““Mayor [Sylvester] Turner believes addressing tent encampments is key to maintaining support for the housing-first model because the public didn’t believe with their own eyes that homelessness was actually decreasing in the city,” said Marc Eichenbaum, the special assistant to Houston’s mayor on homeless initiatives. In the past few years, Houston leaders have “decommissioned” 59 tent encampments, including the city’s largest last month. In Washington, DC, Mayor Muriel Bowser stressed that her support for encampment clearing was rooted in her commitment to the housing-first model.
“I could build half a million units of housing,” newly elected Los Angeles Mayor Karen Bass told the Los Angeles Times, “and if there are still tents, people will not believe that you did anything except to steal their money.””
“researchers say the primary cause is a lack of affordable housing, stemming from both a shortage of units, and from rents rising faster than wages. They say encampments have also increased because people can’t access shelter beds, or have objections to the requirements at local shelters, like the need to relinquish their pets and personal belongings. Other people see tent encampments as offering more opportunity for privacy and safety than shelters.
Some encampments have established governance procedures and residents take on day-to-day responsibilities, while others are more informal and more fractious. Though inhabitants have a diverse range of ages, races, and gender, research suggests most tend to be men with multiple barriers to housing like mental illness, a history of evictions, or a criminal record.
In recent years, court rulings have made it more difficult for cities, especially on the West Coast, to clear encampments. In 2018, the US Ninth Circuit Court found people experiencing homelessness can’t be punished for sleeping outside on public property if there are no adequate alternatives available.
The decision only formally applies across the West, in areas under the Ninth Circuit’s jurisdiction, but when the US Supreme Court declined to hear this case, Martin v. City of Boise, in 2019, cities nationally were left to debate how they can respond to encampments in ways that will avoid new constitutional challenges. Boise says that as long as sleeping indoors is not an option, “the government cannot criminalize indigent, homeless people for sleeping outdoors, on public property, on the false premise they had a choice in the matter.””
“City responses have typically fallen into four broad categories, ranging from quickly “sweeping” the tents and providing no services to the unsheltered living there, to formally permitting people to camp out, and even providing bathrooms, areas to prepare food, and other social services.
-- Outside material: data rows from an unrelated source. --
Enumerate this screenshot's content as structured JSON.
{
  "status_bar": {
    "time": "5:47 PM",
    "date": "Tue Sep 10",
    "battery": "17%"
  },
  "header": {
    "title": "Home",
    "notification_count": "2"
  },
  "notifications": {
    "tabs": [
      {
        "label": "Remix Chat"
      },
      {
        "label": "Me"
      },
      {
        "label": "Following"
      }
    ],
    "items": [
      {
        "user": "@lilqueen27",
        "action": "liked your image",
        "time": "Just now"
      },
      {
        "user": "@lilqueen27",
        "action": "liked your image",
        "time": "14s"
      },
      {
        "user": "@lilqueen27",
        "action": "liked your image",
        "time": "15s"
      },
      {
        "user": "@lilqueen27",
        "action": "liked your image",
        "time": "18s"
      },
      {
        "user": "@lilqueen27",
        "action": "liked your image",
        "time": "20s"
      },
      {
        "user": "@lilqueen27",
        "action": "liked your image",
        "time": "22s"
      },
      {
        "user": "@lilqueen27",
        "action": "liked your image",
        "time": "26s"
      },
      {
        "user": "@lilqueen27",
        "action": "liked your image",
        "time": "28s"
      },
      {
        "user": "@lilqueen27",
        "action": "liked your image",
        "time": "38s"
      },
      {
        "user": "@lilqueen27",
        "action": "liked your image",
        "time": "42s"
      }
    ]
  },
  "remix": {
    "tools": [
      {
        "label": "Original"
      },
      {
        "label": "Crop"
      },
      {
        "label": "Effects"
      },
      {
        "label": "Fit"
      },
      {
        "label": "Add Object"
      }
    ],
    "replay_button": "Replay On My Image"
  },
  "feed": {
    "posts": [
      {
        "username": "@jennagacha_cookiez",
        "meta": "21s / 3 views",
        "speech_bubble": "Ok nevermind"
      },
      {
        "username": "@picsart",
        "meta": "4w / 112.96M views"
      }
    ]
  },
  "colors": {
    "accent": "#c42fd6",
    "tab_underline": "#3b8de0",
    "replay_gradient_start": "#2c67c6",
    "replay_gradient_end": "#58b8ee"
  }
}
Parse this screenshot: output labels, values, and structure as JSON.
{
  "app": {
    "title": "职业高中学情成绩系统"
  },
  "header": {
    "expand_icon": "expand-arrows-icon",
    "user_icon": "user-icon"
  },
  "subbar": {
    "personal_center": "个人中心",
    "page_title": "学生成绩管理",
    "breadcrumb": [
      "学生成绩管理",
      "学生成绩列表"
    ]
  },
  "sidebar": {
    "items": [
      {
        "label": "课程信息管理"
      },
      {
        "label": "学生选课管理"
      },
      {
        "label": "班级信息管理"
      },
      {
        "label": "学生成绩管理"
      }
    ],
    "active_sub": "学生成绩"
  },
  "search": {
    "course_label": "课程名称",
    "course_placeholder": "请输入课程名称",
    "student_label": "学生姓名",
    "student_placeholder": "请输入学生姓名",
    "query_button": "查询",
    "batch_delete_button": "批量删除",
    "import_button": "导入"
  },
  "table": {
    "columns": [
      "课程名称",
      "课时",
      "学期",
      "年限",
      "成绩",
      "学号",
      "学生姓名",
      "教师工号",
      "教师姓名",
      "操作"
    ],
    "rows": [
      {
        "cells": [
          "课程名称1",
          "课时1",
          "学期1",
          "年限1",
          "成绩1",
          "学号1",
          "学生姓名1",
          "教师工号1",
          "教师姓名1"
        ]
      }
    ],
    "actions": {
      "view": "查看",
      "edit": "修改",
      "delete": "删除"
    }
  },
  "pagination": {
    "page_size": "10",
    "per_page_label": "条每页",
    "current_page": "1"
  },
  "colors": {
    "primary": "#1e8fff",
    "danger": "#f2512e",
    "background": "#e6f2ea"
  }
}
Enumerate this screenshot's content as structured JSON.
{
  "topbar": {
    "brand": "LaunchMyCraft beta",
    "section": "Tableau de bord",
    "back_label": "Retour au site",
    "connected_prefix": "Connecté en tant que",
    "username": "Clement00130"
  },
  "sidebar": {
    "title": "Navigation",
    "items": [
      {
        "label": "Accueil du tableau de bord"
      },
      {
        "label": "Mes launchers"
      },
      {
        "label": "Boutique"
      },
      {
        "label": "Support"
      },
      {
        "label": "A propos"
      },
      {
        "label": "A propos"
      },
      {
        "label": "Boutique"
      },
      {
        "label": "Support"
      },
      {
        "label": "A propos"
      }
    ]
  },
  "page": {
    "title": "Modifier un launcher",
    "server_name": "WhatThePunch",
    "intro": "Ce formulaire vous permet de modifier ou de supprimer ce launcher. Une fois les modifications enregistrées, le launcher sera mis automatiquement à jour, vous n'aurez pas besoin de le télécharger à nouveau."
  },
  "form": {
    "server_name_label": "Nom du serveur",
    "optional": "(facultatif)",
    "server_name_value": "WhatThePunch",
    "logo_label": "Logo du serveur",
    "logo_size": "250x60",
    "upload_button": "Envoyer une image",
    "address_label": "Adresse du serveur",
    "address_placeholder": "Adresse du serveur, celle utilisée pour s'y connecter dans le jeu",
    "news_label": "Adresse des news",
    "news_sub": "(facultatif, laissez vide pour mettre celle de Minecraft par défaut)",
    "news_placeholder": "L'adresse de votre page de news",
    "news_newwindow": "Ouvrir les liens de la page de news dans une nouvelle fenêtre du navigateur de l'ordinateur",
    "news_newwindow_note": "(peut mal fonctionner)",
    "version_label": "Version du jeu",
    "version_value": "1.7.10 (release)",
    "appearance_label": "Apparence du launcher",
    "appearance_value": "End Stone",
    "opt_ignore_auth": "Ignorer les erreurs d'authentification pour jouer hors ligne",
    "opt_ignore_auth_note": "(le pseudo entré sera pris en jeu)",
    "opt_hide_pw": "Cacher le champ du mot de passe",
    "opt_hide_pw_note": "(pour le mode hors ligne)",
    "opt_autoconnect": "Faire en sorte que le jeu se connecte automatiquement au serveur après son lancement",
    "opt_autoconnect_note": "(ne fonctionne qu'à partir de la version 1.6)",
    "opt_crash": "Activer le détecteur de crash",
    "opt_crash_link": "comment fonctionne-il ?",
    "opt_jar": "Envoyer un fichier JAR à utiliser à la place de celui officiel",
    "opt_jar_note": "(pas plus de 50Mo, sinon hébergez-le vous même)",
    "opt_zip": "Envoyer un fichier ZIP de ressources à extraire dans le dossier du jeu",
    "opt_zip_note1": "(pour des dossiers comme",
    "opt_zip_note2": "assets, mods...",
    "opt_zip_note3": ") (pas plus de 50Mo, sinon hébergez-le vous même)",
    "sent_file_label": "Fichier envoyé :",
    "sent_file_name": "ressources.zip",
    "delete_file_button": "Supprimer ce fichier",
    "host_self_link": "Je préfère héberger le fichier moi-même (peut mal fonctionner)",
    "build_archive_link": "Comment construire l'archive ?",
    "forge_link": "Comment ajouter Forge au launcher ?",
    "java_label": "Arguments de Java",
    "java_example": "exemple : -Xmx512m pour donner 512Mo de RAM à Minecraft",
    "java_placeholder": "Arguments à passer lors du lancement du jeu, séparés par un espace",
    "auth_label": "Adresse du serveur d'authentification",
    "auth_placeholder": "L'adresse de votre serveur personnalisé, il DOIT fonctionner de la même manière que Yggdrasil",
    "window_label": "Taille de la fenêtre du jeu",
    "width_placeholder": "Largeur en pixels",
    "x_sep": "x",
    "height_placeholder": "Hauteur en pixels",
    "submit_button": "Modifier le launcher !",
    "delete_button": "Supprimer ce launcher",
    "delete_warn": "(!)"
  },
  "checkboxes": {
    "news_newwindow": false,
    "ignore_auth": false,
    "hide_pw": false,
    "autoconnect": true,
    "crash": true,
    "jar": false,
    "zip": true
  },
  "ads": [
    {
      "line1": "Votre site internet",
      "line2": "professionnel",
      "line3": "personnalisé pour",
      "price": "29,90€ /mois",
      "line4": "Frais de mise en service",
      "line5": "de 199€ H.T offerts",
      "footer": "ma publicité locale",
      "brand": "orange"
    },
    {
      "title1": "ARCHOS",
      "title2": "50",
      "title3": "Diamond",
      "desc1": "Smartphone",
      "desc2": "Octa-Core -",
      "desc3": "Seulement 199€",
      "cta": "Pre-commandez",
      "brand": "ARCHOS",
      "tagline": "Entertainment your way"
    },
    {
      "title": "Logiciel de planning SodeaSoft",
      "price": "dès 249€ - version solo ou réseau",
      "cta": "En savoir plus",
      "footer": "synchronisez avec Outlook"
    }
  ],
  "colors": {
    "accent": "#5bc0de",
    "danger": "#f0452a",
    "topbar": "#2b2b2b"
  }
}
HUD research published in 2020 found the most common strategy cities have embraced was encampment “clearance and closure with support” — meaning deploying trained outreach workers to provide people with weeks of notice that their encampment would be shutting down, working to connect them with housing and services, and making longer-term storage of their belongings available.”
“Earlier studies have suggested that clearance with no support, or a so-called “tough love” approach, does little to drive people to shelters or mitigate the broader problem of encampments. Typically the homeless often just pick up and relocate somewhere else nearby. “Clearance with little or no support may actually reduce the likelihood that people will seek shelter because it erodes trust and creates an adversarial relationship between people experiencing homelessness and law enforcement or outreach workers,” a HUD report published in 2019 concluded.”
“Amid growing community frustration, some leaders have started to pursue tougher measures on encampments, including ramping up criminal penalties on people pitching tents on public land. In at least half a dozen states, lawmakers have pushed bills based on templates from the Cicero Institute, an Austin-based think tank opposed to housing-first. The bills propose to permanently ban tent encampments and penalize cities that permit them.”